WendyT's picture

Interest Rate Derivatives & Goldman Sachs & JPMorgan


Could you please comment on the matter of interest rate derivatives; the huge amounts of these held by GS and JPM (on the order of $87 Trillion and $38 Trillion, respectively, according to one source -which unfortunately I cannot locate at the moment); and the implications for FED policy visavis interest rates, for future banking sector losses, and the financial system in general? (I'm not asking for too much, am I? LOL)

investorzzo's picture

The Deflation Myth

So I’ll be crystal clear. All of this talk of current deflation
is bologna. When you see people writing about deflation, they’re basing
their conclusions on unrevealing data. Those who speak of deflation are
only defining what the banks are doing. The banks are holding their cash not because they have to, but because they can.
The big banks have been given a blank check from the Treasury so they
can make as many loans as they want. The problem is that they want to
avoid nationalization. The more money they “borrow” from the Fed and

scepticus's picture

dreams of recovery and inflation

Hi all,

In the FED thread, many advance the opinion that if the fed's machinations somehow kickstart a recovery then inflation returns with double digit force and it can't be prevented without killing the 'recovery' dead. With this I completely agree.

However implicit in the comments is that there is going to be some measure of recovery. I can't see where this can possibly come from, so I have started this thread to gather ideas of what form such an inflation driving recovery will be.

SamLinder's picture

It's Not a Credit Crunch, It's a Deflation

If you’re within one astronomical
unit of a TV, by now you’re convinced that we’re in a Credit Crunch. 
If only those nasty financial institutions would just loosen credit
things could get right, right?  Not at all; this is a deflation.


SagerXX's picture

Flipping from deflation to [hyper]inflation?

Hey gang --

Right now as I understand it we're in a deflationary period.  Not too severe [yet], but there has to be less money chasing products around the economy just by virtue of the ludicrously large amount of wealth destruction we've seen in the last 9-12 months.   

So -- with the gov throwing money into the economy, as I understand it there will come a point where all that extra currency will start to move us into an inflationary [possibly hyperinflationary] environment.

Kman's picture

Cash: "Trash" or "King"?

Much thanks to Chris and his team for making all of this information available.  After watching the crash course, I have since been reading as many books and blogs on the economy as I have time for.  All indications are that we are in for major adjustments going forward resulting from the US being the greatest consumer based debtor nation in history.  However, there seem to be to viewpoints:

"Cash is Trash"  and "Cash is King"  --->  "Cash" being the US dollar

strabes's picture

The REAL most important video series you'll ever see
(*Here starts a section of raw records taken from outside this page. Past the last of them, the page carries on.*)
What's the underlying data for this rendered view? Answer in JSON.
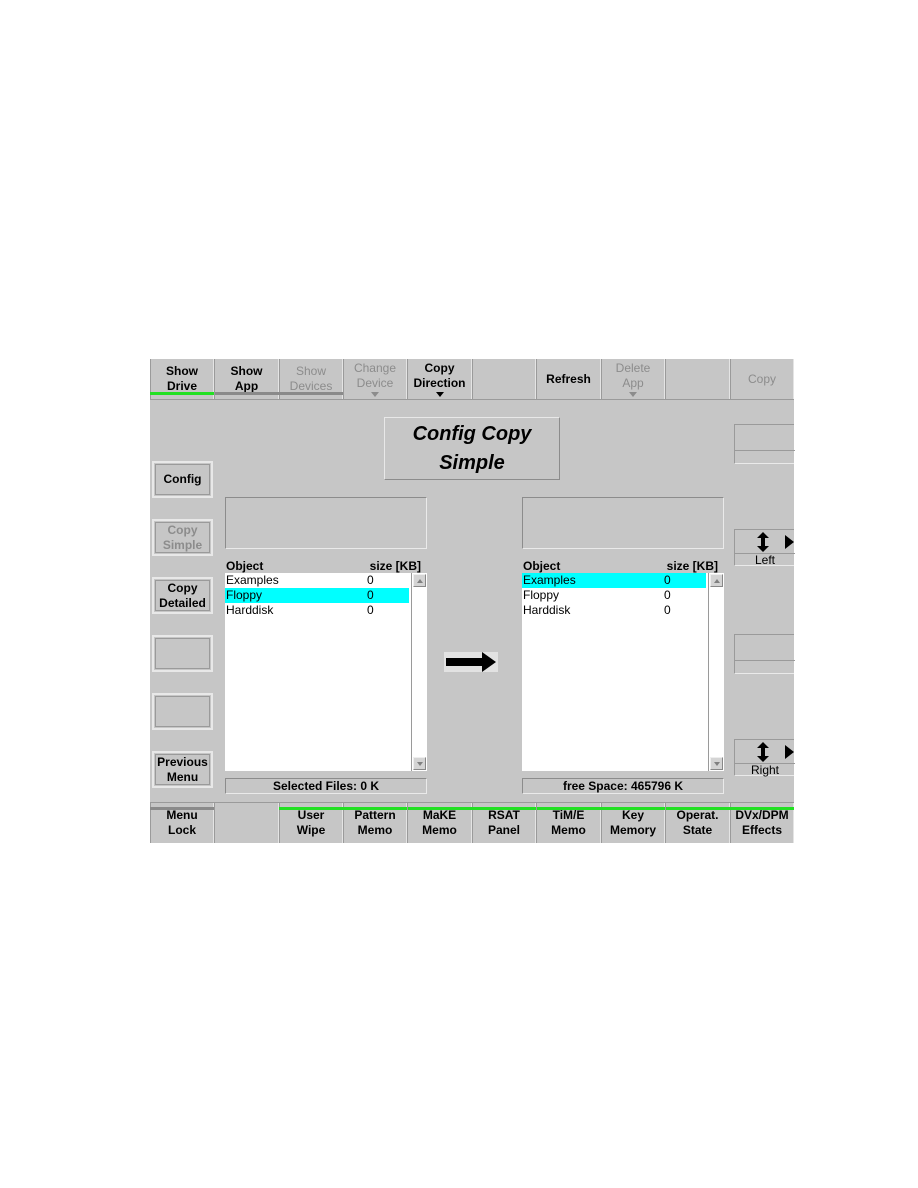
{
  "top_bar": [
    {
      "line1": "Show",
      "line2": "Drive",
      "disabled": false,
      "indicator": "green"
    },
    {
      "line1": "Show",
      "line2": "App",
      "disabled": false,
      "indicator": "gray"
    },
    {
      "line1": "Show",
      "line2": "Devices",
      "disabled": true,
      "indicator": "gray"
    },
    {
      "line1": "Change",
      "line2": "Device",
      "disabled": true,
      "caret": true
    },
    {
      "line1": "Copy",
      "line2": "Direction",
      "disabled": false,
      "caret": true
    },
    {
      "line1": "",
      "line2": "",
      "disabled": false
    },
    {
      "line1": "Refresh",
      "line2": "",
      "disabled": false
    },
    {
      "line1": "Delete",
      "line2": "App",
      "disabled": true,
      "caret": true
    },
    {
      "line1": "",
      "line2": "",
      "disabled": false
    },
    {
      "line1": "Copy",
      "line2": "",
      "disabled": true
    }
  ],
  "side_menu": [
    {
      "line1": "Config",
      "line2": "",
      "disabled": false
    },
    {
      "line1": "Copy",
      "line2": "Simple",
      "disabled": true
    },
    {
      "line1": "Copy",
      "line2": "Detailed",
      "disabled": false
    },
    {
      "line1": "",
      "line2": "",
      "disabled": false
    },
    {
      "line1": "",
      "line2": "",
      "disabled": false
    },
    {
      "line1": "Previous",
      "line2": "Menu",
      "disabled": false
    }
  ],
  "title": {
    "line1": "Config Copy",
    "line2": "Simple"
  },
  "source_list": {
    "col_object": "Object",
    "col_size": "size [KB]",
    "rows": [
      {
        "name": "Examples",
        "size": "0",
        "selected": false
      },
      {
        "name": "Floppy",
        "size": "0",
        "selected": true
      },
      {
        "name": "Harddisk",
        "size": "0",
        "selected": false
      }
    ],
    "status": "Selected Files:  0 K"
  },
  "target_list": {
    "col_object": "Object",
    "col_size": "size [KB]",
    "rows": [
      {
        "name": "Examples",
        "size": "0",
        "selected": true
      },
      {
        "name": "Floppy",
        "size": "0",
        "selected": false
      },
      {
        "name": "Harddisk",
        "size": "0",
        "selected": false
      }
    ],
    "status": "free Space:  465796 K"
  },
  "copy_direction_icon": "arrow-right-icon",
  "knobs": [
    {
      "label": "Left"
    },
    {
      "label": "Right"
    }
  ],
  "bottom_bar": [
    {
      "line1": "Menu",
      "line2": "Lock",
      "indicator": "gray"
    },
    {
      "line1": "",
      "line2": "",
      "indicator": ""
    },
    {
      "line1": "User",
      "line2": "Wipe",
      "indicator": "green"
    },
    {
      "line1": "Pattern",
      "line2": "Memo",
      "indicator": "green"
    },
    {
      "line1": "MaKE",
      "line2": "Memo",
      "indicator": "green"
    },
    {
      "line1": "RSAT",
      "line2": "Panel",
      "indicator": "green"
    },
    {
      "line1": "TiM/E",
      "line2": "Memo",
      "indicator": "green"
    },
    {
      "line1": "Key",
      "line2": "Memory",
      "indicator": "green"
    },
    {
      "line1": "Operat.",
      "line2": "State",
      "indicator": "green"
    },
    {
      "line1": "DVx/DPM",
      "line2": "Effects",
      "indicator": "green"
    }
  ],
  "colors": {
    "panel_bg": "#c6c6c6",
    "indicator_active": "#22e022",
    "indicator_inactive": "#8a8a8a",
    "selection": "#00ffff",
    "disabled_text": "#8c8c8c"
  }
}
I recommend watching these 2 series.  This issue MUST be understood.  They are a good intro to the cancerous monetary system to which we are all slaves...the real problem behind all of our smaller problems...exponential growth in the 20th century, over-population, resource constraints, hollowing out of society, destruction of family/community, destruction of habitat, insatious corporate institutions, wars, leviathan government, perpetual inflation (with vicious deflationary corrections), etc.

rci2145's picture

Just a Great Article

This is just a great interview of Ray Dalio who has made himself one of the richest men in the world through investing.  He called the economic meltdown in 2007 and unlike Peter Schiff, made a profit last year.  He rarely puts himself in the limelight so I hadn't heard of him until this interview but I think there is some really great stuff in it. He does not call our economic situation a recession, he says it will be a long D-process.